**Instructions to follow:** Filter the entries for lines with the word "Create".

= = = = =

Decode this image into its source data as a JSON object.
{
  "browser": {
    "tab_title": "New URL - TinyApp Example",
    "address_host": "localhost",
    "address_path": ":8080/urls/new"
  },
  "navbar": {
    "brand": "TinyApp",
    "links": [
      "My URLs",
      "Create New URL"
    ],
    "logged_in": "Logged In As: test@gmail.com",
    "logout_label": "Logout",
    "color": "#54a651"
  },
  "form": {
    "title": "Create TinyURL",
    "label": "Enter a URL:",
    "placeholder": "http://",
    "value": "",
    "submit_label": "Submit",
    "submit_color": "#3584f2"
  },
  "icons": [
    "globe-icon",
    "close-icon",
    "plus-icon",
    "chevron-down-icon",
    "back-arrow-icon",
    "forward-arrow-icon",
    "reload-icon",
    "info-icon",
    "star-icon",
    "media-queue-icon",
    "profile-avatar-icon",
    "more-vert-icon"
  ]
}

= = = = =

**Answer to this task:**
      "Create New URL"
    "title": "Create TinyURL",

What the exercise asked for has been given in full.